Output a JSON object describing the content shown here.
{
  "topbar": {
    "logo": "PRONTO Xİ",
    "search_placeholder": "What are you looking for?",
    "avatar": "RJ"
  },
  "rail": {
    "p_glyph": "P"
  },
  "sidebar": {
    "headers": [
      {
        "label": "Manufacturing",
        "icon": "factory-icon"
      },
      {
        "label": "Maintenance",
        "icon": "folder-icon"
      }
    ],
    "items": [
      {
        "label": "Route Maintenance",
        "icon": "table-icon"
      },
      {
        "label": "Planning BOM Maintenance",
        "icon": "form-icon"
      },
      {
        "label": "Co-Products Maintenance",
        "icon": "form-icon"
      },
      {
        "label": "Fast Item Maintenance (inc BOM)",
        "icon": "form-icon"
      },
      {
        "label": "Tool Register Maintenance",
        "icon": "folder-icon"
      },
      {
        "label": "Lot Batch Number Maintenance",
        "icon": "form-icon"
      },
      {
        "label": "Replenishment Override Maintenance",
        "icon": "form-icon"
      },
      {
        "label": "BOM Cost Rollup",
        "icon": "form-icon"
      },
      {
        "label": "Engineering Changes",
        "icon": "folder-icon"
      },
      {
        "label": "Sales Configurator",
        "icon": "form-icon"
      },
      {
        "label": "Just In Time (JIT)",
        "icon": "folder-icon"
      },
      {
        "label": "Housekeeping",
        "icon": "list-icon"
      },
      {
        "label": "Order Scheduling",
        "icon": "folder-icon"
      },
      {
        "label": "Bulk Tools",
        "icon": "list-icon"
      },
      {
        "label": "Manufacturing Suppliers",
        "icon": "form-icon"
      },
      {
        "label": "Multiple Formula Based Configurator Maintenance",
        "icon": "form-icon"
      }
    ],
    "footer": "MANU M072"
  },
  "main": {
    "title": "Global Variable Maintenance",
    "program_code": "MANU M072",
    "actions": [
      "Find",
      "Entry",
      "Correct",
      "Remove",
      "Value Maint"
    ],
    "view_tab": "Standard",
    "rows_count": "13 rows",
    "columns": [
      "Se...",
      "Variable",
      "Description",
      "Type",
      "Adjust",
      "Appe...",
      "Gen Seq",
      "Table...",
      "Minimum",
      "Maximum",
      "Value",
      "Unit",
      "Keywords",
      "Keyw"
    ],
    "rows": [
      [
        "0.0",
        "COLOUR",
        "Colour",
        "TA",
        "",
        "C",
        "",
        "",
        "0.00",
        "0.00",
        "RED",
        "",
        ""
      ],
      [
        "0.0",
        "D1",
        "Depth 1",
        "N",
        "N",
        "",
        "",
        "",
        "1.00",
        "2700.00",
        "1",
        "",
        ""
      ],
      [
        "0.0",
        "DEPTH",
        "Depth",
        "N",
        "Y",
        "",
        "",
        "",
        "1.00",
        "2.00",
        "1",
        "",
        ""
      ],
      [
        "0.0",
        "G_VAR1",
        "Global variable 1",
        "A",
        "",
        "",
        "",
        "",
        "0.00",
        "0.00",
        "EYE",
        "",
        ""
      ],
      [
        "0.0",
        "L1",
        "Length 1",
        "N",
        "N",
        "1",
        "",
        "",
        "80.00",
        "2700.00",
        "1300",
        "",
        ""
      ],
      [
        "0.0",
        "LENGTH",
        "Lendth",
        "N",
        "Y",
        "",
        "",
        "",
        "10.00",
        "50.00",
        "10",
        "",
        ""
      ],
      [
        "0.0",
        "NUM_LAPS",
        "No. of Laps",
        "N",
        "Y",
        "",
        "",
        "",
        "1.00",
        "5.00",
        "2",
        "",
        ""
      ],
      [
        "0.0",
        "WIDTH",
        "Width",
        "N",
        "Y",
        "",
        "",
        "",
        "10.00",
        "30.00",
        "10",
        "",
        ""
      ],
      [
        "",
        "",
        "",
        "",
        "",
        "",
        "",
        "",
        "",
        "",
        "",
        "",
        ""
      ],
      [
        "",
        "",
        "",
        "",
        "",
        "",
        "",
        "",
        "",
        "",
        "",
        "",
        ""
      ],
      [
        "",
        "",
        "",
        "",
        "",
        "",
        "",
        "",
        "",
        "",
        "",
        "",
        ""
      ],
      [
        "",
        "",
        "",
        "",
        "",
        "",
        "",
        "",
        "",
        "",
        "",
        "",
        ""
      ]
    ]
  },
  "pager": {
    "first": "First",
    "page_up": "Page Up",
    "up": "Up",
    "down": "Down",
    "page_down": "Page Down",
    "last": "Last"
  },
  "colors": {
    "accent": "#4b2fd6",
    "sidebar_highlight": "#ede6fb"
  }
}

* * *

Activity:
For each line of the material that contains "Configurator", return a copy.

Response:
        "label": "Sales Configurator",
        "label": "Multiple Formula Based Configurator Maintenance",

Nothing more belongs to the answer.